In an effort to stymie landlords who continually break occupancy laws, the Provo Municipal Council added another preventative measure during Tuesday’s council meeting.
The council voted in favor of an over-occupancy clause that would make continual violations a civil code breach, and would come with potential court fines.
Zoning compliance has been a top priority for the council for the past three years and this measure gives the city another tool to stop repeat offenders.
It is not intended to hurt or harm the tenants living in over-occupied rental apartments and homes, according to Brian Jones, council attorney.
“The intent is designed primarily to be used against repeat offending landlords,” Jones said. “It will be very rarely used.”
Many of the council members were concerned it would attack or harm tenants. Mayor Michelle Kaufusi said in a letter to the council that she shared that concern and assured young single professionals this was not the intent.
“As mayor I’ve tried to be supportive of your priorities,” the letter stated. “Some of the single professionals have gotten the message they are not valued or welcomed.”
Kaufusi said that is far from true, and her message, along with that of several council members, is they are not only wanted but needed in the community.
By putting over-occupancy on the nuisance list, along with visual blights, fire hazards, noxious odors and accumulated garbage, it still will most likely not change how over-occupancy is handled for the majority of landlords or their tenants.
“What changes is if the city decides to use the tool,” Jones said. “We wouldn’t use it against a tenant.”
Jones said the type of landlord who fits the situation is one who violates occupancy, pays the $750 fee and continues with breaking the law over and over again.
Another situation is when tenants leave, the landlord cleans up the property, gets a pass from the city and then falls back to over-occupancy, again and again.
Jones said it would be more of a tool for the legal department of the city so they could go after landlords in court and fines could potentially be $5,000.

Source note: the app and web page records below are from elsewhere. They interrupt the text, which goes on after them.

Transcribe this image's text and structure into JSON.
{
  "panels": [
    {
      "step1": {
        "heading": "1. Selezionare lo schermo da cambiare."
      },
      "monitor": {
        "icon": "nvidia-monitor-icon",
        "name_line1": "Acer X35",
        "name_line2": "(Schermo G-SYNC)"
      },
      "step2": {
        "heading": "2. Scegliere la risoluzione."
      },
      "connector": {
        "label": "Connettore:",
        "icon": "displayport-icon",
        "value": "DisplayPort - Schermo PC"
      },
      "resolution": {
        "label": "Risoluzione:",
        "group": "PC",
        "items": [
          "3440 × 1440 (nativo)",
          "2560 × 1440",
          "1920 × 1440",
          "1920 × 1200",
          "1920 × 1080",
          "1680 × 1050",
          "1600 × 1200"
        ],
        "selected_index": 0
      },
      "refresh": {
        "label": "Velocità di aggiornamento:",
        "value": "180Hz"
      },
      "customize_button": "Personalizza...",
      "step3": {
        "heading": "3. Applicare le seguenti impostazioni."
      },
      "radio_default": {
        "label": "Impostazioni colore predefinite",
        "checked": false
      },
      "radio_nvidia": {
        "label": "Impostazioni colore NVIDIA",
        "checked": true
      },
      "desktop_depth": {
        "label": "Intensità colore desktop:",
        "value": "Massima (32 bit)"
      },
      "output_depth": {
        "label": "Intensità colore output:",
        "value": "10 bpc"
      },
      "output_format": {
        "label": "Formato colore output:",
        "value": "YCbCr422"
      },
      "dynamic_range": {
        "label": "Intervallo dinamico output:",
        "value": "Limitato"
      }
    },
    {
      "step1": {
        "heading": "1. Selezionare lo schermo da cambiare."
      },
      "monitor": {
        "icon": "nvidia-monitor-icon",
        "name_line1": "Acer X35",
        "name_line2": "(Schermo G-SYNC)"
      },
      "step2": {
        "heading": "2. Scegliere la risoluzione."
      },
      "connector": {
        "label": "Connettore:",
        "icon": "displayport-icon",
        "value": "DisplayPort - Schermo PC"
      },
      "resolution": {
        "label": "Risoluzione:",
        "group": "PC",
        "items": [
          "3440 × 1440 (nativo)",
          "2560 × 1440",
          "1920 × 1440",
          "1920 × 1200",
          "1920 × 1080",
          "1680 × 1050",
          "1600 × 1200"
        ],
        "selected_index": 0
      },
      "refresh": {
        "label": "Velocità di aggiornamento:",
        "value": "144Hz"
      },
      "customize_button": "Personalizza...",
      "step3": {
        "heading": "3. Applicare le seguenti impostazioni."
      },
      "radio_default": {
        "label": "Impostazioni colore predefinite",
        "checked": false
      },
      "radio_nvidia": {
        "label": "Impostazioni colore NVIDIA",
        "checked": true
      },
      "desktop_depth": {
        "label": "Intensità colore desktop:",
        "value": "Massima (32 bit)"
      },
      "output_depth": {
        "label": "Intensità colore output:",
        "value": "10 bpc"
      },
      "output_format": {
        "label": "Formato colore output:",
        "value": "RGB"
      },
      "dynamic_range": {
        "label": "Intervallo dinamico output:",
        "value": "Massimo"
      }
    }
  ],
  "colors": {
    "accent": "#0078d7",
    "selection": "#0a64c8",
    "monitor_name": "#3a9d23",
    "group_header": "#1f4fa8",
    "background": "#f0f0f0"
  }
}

Councilman David Knecht asked if additional wording could be added to get redress from landlords if forced out of their apartment as a result of the landlord breaking the law.
David Acheson, a neighborhood chairman, said there was a landlord in his neighborhood on Briar Lane near Brigham Young University that violated the law, cleaned up, then brought in more tenants.
“It’s like, violate the law, rinse and repeat. It’s a nuisance,” Acheson said. “The right way is for police officers to show up at your door, but that costs money.”
As they prepared to vote, Councilman David Sewell reiterated the mayor’s statement on single professionals.
“I support this for the most egregious cases,” Sewell said.
Council chairman David Harding was also concerned that working singles would take away from the meeting that they weren’t wanted.
“Young single professionals are wanted and valued. They are what makes Provo, Provo.” Harding said.